Wheat Technology Conferences Explore New Developments

Panhandle sessions will review wheat stem sawfly and new strains of stripe rust.

Published on: Jan 22, 2013

Wheat acreage in Nebraska has fallen sharply over the past few years. But it is still a major crop in western Nebraska and may become moreso because of the drought.

Wheat producers this region of the state have the opportunity early next month to hear the latest in wheat production and marketing issues, including new insect and disease pests.

The Wheat Technology Conference for 2013 will consist of several University of Nebraska-Lincoln Extension experts who will speak on these topics in Alliance, Ogallala and Sidney.

The schedule is as follows:

Feb. 5: Alliance, Knight Museum.

Feb. 6: Ogallala, Quality Inn.

Feb. 7: Sidney, Holiday Inn.

Wheat Technology Conferences Explore New Developments
Wheat Technology Conferences Explore New Developments

Dipak Santra, alternative crops breeding specialist at the UNL Panhandle Research and Extension Center, notes that western Nebraska always has had a large share of the state's wheat acreage. In recent years, expanding corn production in the eastern and central part of the state has shifted additional wheat acres to the west. "With the drought, wheat is more important to western producers because the crop will produce some kind of crop even when stressed by lack of moisture," Santra says

The focus of the 2013 Wheat Technology Conference will be on emerging pest, disease and weed challenges, plus fertilizer management, other production issues, industry trends, new technology in wheat genetics and market outlooks.

Several major issues have emerged since the last conference several years ago, according to UNL's Santra.

An insect pest, the wheat stem sawfly, was almost unknown to Panhandle producers several years ago, but now has become a significant threat. New strains of stripe rust disease are threatening older wheat varieties, and their control poses a management challenge. A new weed threat in dryland cropping systems is glyphosate-resistant kochia.
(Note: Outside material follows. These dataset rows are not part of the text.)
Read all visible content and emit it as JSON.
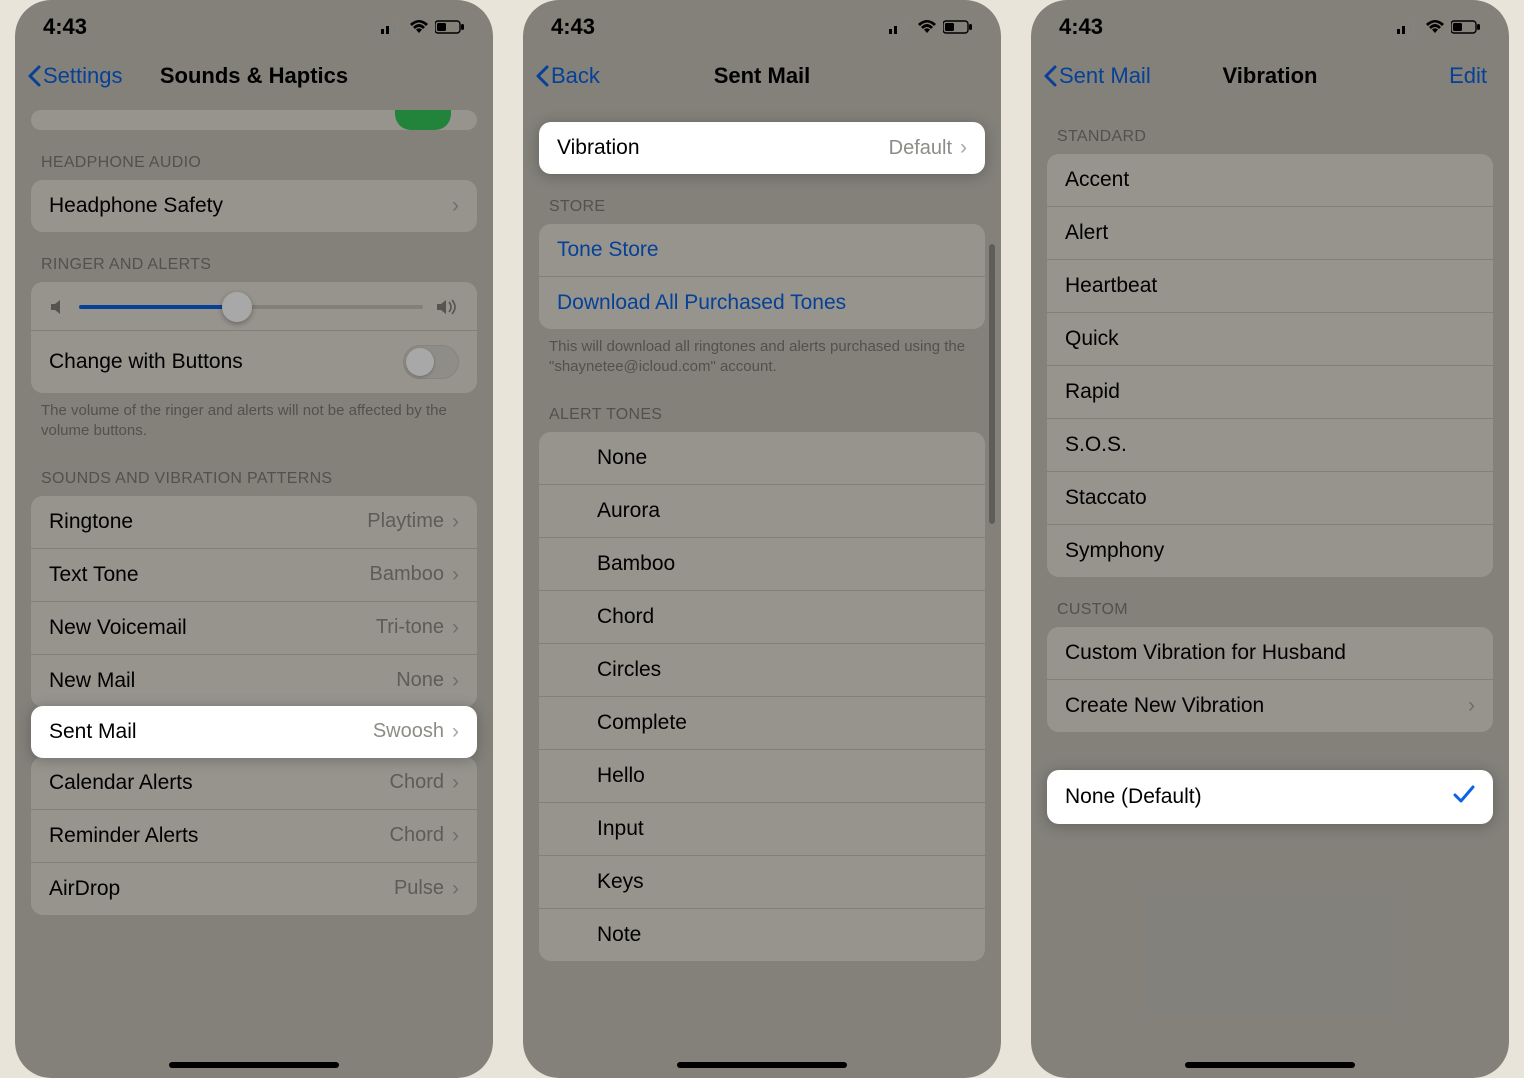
{
  "status": {
    "time": "4:43"
  },
  "p1": {
    "back": "Settings",
    "title": "Sounds & Haptics",
    "sec_headphone": "HEADPHONE AUDIO",
    "headphone_safety": "Headphone Safety",
    "sec_ringer": "RINGER AND ALERTS",
    "change_buttons": "Change with Buttons",
    "ringer_note": "The volume of the ringer and alerts will not be affected by the volume buttons.",
    "sec_patterns": "SOUNDS AND VIBRATION PATTERNS",
    "rows": {
      "ringtone": {
        "l": "Ringtone",
        "v": "Playtime"
      },
      "text": {
        "l": "Text Tone",
        "v": "Bamboo"
      },
      "voicemail": {
        "l": "New Voicemail",
        "v": "Tri-tone"
      },
      "newmail": {
        "l": "New Mail",
        "v": "None"
      },
      "sentmail": {
        "l": "Sent Mail",
        "v": "Swoosh"
      },
      "calendar": {
        "l": "Calendar Alerts",
        "v": "Chord"
      },
      "reminder": {
        "l": "Reminder Alerts",
        "v": "Chord"
      },
      "airdrop": {
        "l": "AirDrop",
        "v": "Pulse"
      }
    }
  },
  "p2": {
    "back": "Back",
    "title": "Sent Mail",
    "vibration": {
      "l": "Vibration",
      "v": "Default"
    },
    "sec_store": "STORE",
    "tone_store": "Tone Store",
    "download_all": "Download All Purchased Tones",
    "download_note": "This will download all ringtones and alerts purchased using the \"shaynetee@icloud.com\" account.",
    "sec_alert": "ALERT TONES",
    "tones": [
      "None",
      "Aurora",
      "Bamboo",
      "Chord",
      "Circles",
      "Complete",
      "Hello",
      "Input",
      "Keys",
      "Note"
    ]
  },
  "p3": {
    "back": "Sent Mail",
    "title": "Vibration",
    "edit": "Edit",
    "sec_standard": "STANDARD",
    "standard": [
      "Accent",
      "Alert",
      "Heartbeat",
      "Quick",
      "Rapid",
      "S.O.S.",
      "Staccato",
      "Symphony"
    ],
    "sec_custom": "CUSTOM",
    "custom1": "Custom Vibration for Husband",
    "create": "Create New Vibration",
    "none_default": "None (Default)"
  }
}
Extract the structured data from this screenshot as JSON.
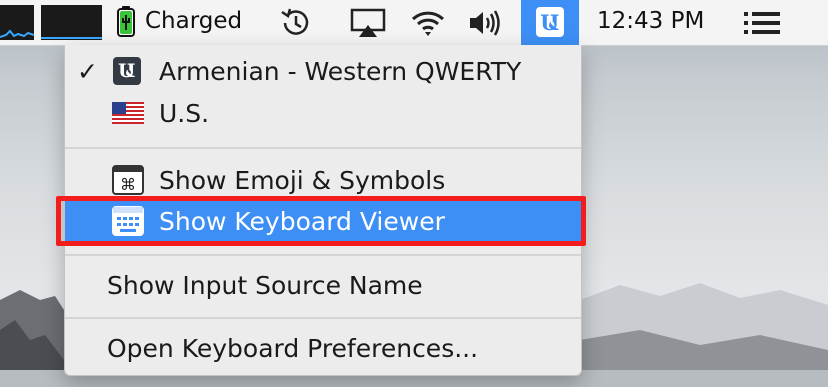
{
  "menubar": {
    "battery_status": "Charged",
    "clock": "12:43 PM",
    "icons": [
      "activity-graph-icon",
      "cpu-graph-icon",
      "battery-icon",
      "time-machine-icon",
      "airplay-icon",
      "wifi-icon",
      "volume-icon",
      "input-source-icon",
      "menu-list-icon"
    ]
  },
  "input_menu": {
    "sources": [
      {
        "label": "Armenian - Western QWERTY",
        "checked": true,
        "icon": "armenian-keyboard-icon"
      },
      {
        "label": "U.S.",
        "checked": false,
        "icon": "us-flag-icon"
      }
    ],
    "actions": [
      {
        "label": "Show Emoji & Symbols",
        "icon": "emoji-symbols-icon"
      },
      {
        "label": "Show Keyboard Viewer",
        "icon": "keyboard-viewer-icon",
        "highlighted": true
      }
    ],
    "show_name": "Show Input Source Name",
    "open_prefs": "Open Keyboard Preferences...",
    "checkmark": "✓"
  },
  "colors": {
    "menubar_bg": "#f4f4f4",
    "accent_blue": "#3d8ff5",
    "annotation_red": "#f21d1d",
    "menu_bg": "#ececec"
  }
}
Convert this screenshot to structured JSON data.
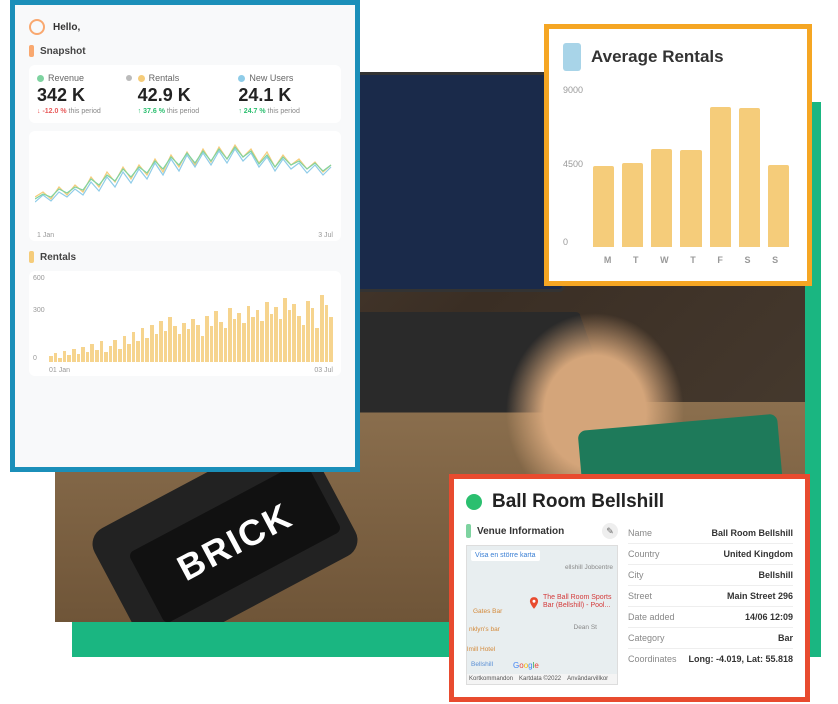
{
  "hello": "Hello,",
  "snapshot": {
    "title": "Snapshot",
    "stats": [
      {
        "label": "Revenue",
        "value": "342 K",
        "change_pct": "-12.0 %",
        "period": "this period",
        "direction": "down"
      },
      {
        "label": "Rentals",
        "value": "42.9 K",
        "change_pct": "37.6 %",
        "period": "this period",
        "direction": "up"
      },
      {
        "label": "New Users",
        "value": "24.1 K",
        "change_pct": "24.7 %",
        "period": "this period",
        "direction": "up"
      }
    ],
    "trend_x": [
      "1 Jan",
      "3 Jul"
    ]
  },
  "rentals_timeline": {
    "title": "Rentals",
    "y_ticks": [
      "600",
      "300",
      "0"
    ],
    "x_ticks": [
      "01 Jan",
      "03 Jul"
    ]
  },
  "chart_data": {
    "type": "bar",
    "title": "Average Rentals",
    "categories": [
      "M",
      "T",
      "W",
      "T",
      "F",
      "S",
      "S"
    ],
    "values": [
      4600,
      4800,
      5600,
      5500,
      8000,
      7900,
      4700
    ],
    "ylabel": "",
    "xlabel": "",
    "y_ticks": [
      0,
      4500,
      9000
    ],
    "ylim": [
      0,
      9000
    ]
  },
  "venue": {
    "title": "Ball Room Bellshill",
    "info_title": "Venue Information",
    "map": {
      "link_text": "Visa en större karta",
      "pin_label": "The Ball Room Sports Bar (Bellshill) - Pool...",
      "places": [
        "ellshill Jobcentre",
        "Gates Bar",
        "nklyn's bar",
        "lmill Hotel",
        "Bellshill",
        "Dean St"
      ],
      "footer": [
        "Kortkommandon",
        "Kartdata ©2022",
        "Användarvillkor"
      ],
      "google": "Google"
    },
    "fields": [
      {
        "label": "Name",
        "value": "Ball Room Bellshill"
      },
      {
        "label": "Country",
        "value": "United Kingdom"
      },
      {
        "label": "City",
        "value": "Bellshill"
      },
      {
        "label": "Street",
        "value": "Main Street 296"
      },
      {
        "label": "Date added",
        "value": "14/06 12:09"
      },
      {
        "label": "Category",
        "value": "Bar"
      },
      {
        "label": "Coordinates",
        "value": "Long: -4.019, Lat: 55.818"
      }
    ]
  },
  "brick": "BRICK"
}
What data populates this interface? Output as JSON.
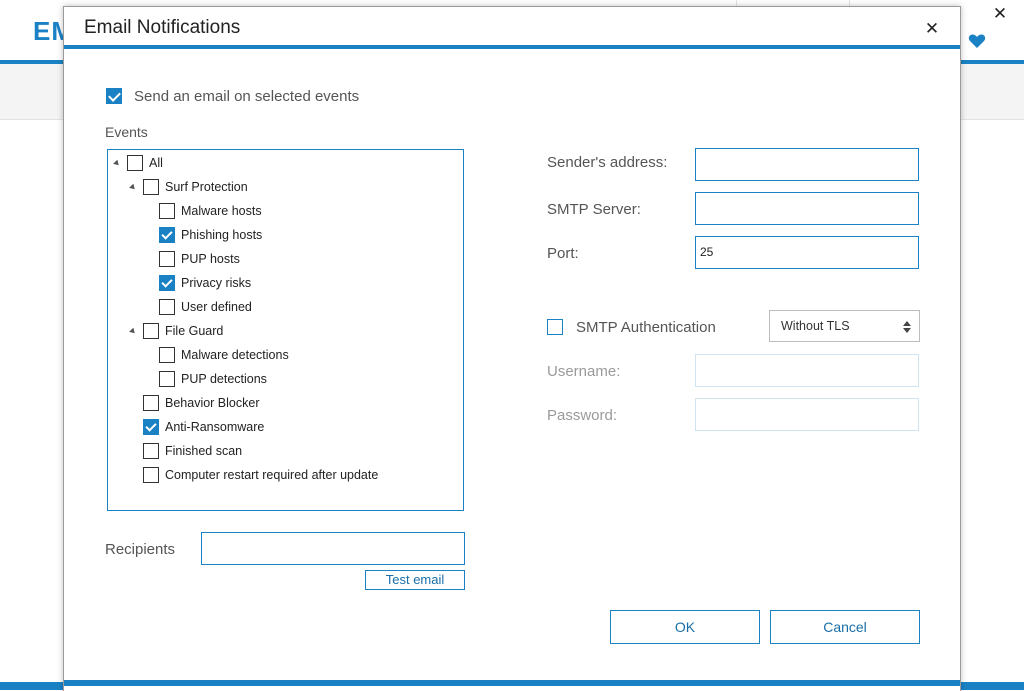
{
  "app": {
    "logo_text": "EM",
    "close_glyph": "✕",
    "heart_icon": "heart-icon",
    "accent_color": "#1a82c4"
  },
  "dialog": {
    "title": "Email Notifications",
    "close_glyph": "✕",
    "send_email": {
      "label": "Send an email on selected events",
      "checked": true
    },
    "events_label": "Events",
    "tree": [
      {
        "label": "All",
        "checked": false,
        "expanded": true
      },
      {
        "label": "Surf Protection",
        "checked": false,
        "expanded": true
      },
      {
        "label": "Malware hosts",
        "checked": false
      },
      {
        "label": "Phishing hosts",
        "checked": true
      },
      {
        "label": "PUP hosts",
        "checked": false
      },
      {
        "label": "Privacy risks",
        "checked": true
      },
      {
        "label": "User defined",
        "checked": false
      },
      {
        "label": "File Guard",
        "checked": false,
        "expanded": true
      },
      {
        "label": "Malware detections",
        "checked": false
      },
      {
        "label": "PUP detections",
        "checked": false
      },
      {
        "label": "Behavior Blocker",
        "checked": false
      },
      {
        "label": "Anti-Ransomware",
        "checked": true
      },
      {
        "label": "Finished scan",
        "checked": false
      },
      {
        "label": "Computer restart required after update",
        "checked": false
      }
    ],
    "recipients_label": "Recipients",
    "recipients_value": "",
    "test_email_label": "Test email",
    "sender_label": "Sender's address:",
    "sender_value": "",
    "smtp_server_label": "SMTP Server:",
    "smtp_server_value": "",
    "port_label": "Port:",
    "port_value": "25",
    "smtp_auth": {
      "label": "SMTP Authentication",
      "checked": false
    },
    "tls_selected": "Without TLS",
    "username_label": "Username:",
    "username_value": "",
    "password_label": "Password:",
    "password_value": "",
    "ok_label": "OK",
    "cancel_label": "Cancel"
  }
}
Another current topic is the link between wheat quality and marketability.

An emerging issue, biotech wheat, is a new technology that already has revolutionized corn, soybean and sugarbeet production. Genetically modified or transgenic wheat (biotech wheat) is likely to be in widespread use at some point in the future, according to Santra, so producers need to be aware of such new wheat varieties and what they will need to know about them.

Several large seed companies have been recently started wheat seed business, which very likely involved biotech wheat, Santra says. "Producers in Panhandle have limited knowledge about biotech wheat, or how to adjust production systems to grow it," he says.

Registration begins at 8:30 a.m. at each location, and the program will conclude by about 3:45 p.m.

Early registrations can be made by contacting the Panhandle Research and Extension Center at 308-632-1230.

The Panhandle Center's website, panhandle.unl.edu, also has a downloadable brochure with a registration form that can be filled out and mailed back. Early registration fee is $35 per person by Jan. 28 and $45 thereafter and at the door.

For more information, contact: Dipak Santra at 308-632-1244; dsantra2@unl.edu; Karen DeBoer, Extension educator, Cheyenne-Banner-Kimball counties, 308-254-4455 or 1-866-865-1703, email kdeboer1@unl.edu; or John Thomas, Extension educator, Box Butte County, 308-762-5616, email jthomas2@unl.edu.